See also: Affiliation Pins
Click here for related articles on Fanlore.

Buttons (called "badges," in the UK, which is different than Badge in the US; also called "pins" or "pin-badges") usually fan made, play an important role in fannish getogethers and conventions. Buttons can signal an interest in a specific fandom, whether one read slash, or offer inside jokes that only fans of a show (or of a pairing) understand. Wordplays and puns are also popular button themes.

As button-making tech became widespread and affordable, many fanartists began to sell buttons featuring their art.

Fans with a great quantity of buttons may display them with an itabag.

Sample Usages

  • "Did you notice the "Terrorist, Lesbian, Witches from Hell?" button some attendees were wearing? I saw them too and asked around..."[1]
  • At a Starsky & Hutch convention, "Some Star Trek fans showed up and wore buttons that said, "Greater love hath no woman than to help at the con of a friend in another fandom."[2]
  • "At MediaWest one year, the Horsechicks wore bright yellow buttons saying "Abby's Handmaidens: All of the Work Fun, None of the Jedi." Abby's just said, "I'm Abby."[3]
  • "One ZebraCon, someone (whose name I wish I could remember), brought a multitude of buttons that read, "I am a member of the Marian Kelly Fan Club." We all had a lot of fun wearing them around all weekend, even though Marian blushed and rolled her eyes. I remember being trapped in the elevator with some mundanes who were quizzing me about, "Er... Who IS Marian Kelly?" She's a very well-known writer" (in certain circles <g>). I still have my button." [4]
  • For Forever Knight's Dead of Winter Con, Susan Garrett and Calliope Monsoon made affiliation pins so that fans could readily identify what faction people belonged to.
  • "... somewhere between the inception (whenever exactly that was) and the 80s development, things somehow got stalled and to my mind sidetracked. Hopefully they are getting unstuck but whereas much gay fiction is read (in this country) with respect, just try saying you write K/S at a con! (In the early days we felt almost as isolated as [male name redacted] at cons as K/S writers/readers, gay or not.

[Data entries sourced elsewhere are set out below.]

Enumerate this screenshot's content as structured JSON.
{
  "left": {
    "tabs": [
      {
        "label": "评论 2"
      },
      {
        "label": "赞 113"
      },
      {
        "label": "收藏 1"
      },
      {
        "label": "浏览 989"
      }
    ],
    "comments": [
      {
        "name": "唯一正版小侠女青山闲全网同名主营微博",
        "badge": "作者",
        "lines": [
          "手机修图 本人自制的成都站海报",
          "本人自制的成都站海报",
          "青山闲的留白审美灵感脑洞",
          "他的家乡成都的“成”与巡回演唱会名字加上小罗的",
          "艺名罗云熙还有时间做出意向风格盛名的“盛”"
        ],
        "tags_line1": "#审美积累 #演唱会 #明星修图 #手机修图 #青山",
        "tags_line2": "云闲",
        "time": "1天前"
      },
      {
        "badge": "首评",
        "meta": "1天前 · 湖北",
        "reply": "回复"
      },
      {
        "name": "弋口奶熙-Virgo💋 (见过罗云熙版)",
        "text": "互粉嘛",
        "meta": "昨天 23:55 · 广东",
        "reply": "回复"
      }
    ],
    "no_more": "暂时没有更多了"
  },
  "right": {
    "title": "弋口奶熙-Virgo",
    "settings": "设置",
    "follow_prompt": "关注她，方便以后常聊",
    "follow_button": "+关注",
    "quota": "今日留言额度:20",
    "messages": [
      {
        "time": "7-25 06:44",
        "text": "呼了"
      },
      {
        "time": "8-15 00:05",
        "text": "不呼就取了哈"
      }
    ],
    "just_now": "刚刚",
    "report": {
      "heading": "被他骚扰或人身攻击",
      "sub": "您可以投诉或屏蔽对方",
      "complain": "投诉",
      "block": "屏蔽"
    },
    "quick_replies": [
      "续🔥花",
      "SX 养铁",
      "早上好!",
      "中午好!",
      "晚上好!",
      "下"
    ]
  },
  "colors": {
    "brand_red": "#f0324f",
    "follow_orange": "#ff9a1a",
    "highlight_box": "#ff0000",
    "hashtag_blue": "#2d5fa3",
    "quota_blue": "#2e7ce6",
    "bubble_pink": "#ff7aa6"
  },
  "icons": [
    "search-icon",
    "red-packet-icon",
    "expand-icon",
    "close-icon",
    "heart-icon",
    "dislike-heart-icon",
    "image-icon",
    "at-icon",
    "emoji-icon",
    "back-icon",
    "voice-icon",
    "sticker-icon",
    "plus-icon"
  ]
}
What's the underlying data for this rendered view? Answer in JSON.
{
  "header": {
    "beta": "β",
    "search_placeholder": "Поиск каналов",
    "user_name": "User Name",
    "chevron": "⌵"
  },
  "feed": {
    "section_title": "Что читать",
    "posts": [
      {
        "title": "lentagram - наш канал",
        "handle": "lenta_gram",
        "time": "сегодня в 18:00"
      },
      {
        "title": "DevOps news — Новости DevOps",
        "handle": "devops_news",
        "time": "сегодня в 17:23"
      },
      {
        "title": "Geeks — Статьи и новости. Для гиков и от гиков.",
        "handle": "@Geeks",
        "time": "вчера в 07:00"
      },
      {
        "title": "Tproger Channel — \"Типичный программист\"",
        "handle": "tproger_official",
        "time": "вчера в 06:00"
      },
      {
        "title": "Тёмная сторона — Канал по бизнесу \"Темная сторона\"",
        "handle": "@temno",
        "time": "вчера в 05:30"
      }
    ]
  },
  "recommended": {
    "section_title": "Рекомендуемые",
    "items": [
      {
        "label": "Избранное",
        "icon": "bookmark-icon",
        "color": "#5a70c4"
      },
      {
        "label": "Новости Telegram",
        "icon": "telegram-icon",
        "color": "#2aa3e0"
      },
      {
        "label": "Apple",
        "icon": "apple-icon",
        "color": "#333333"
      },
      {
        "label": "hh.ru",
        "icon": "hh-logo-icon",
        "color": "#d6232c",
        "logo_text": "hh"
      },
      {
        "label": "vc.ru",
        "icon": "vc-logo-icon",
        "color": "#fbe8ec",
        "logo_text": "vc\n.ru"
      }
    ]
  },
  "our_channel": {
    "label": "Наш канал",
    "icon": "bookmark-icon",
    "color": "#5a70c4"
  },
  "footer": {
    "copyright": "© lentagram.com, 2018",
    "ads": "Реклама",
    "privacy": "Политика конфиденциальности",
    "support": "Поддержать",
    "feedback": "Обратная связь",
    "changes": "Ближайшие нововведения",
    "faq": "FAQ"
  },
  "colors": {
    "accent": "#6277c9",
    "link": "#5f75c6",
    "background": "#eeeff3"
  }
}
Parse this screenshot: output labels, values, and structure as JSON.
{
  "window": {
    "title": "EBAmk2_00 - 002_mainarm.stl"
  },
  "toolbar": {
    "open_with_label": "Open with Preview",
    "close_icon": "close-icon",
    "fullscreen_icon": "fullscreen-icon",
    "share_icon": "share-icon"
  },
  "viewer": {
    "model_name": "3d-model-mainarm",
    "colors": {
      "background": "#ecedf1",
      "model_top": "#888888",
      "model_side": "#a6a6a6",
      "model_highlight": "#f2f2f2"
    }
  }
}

I used to wear my "Fans Upholding the Concept of K/S" just above my "How Dare You Presume I'm Heterosexual" badge." [5]
  • "A lot of us were sporting badges of dubious wit - I believe my own set included 'Gay whales against racism', not to mention 'How dare you presume I'm heterosexual' and the fact we were all female seemed to worry her unaccountably." [6]


External Resources


  1. ^ Comment from Zebracon attendee in the 1990s discussing the problems slash convention goers had with other hotel guests.
  2. ^ The Paul Muni Special.
  3. ^ Remembrances on Abby A's page.
  4. ^ Source: Linda Cabrillo, posting to the Loveofmeandthee (mailing list), May 7, 2011, quoted with permission.
  5. ^ from The K/S Press #23
  6. ^ a fan remembers a very early con in Leicester, one run by Jenny Elson -- this fan remembers that the hotel owner ("the proprietress") was alarmed by the tenor of the con and the buttons the con-goers only fanned her fears, from DIAL #17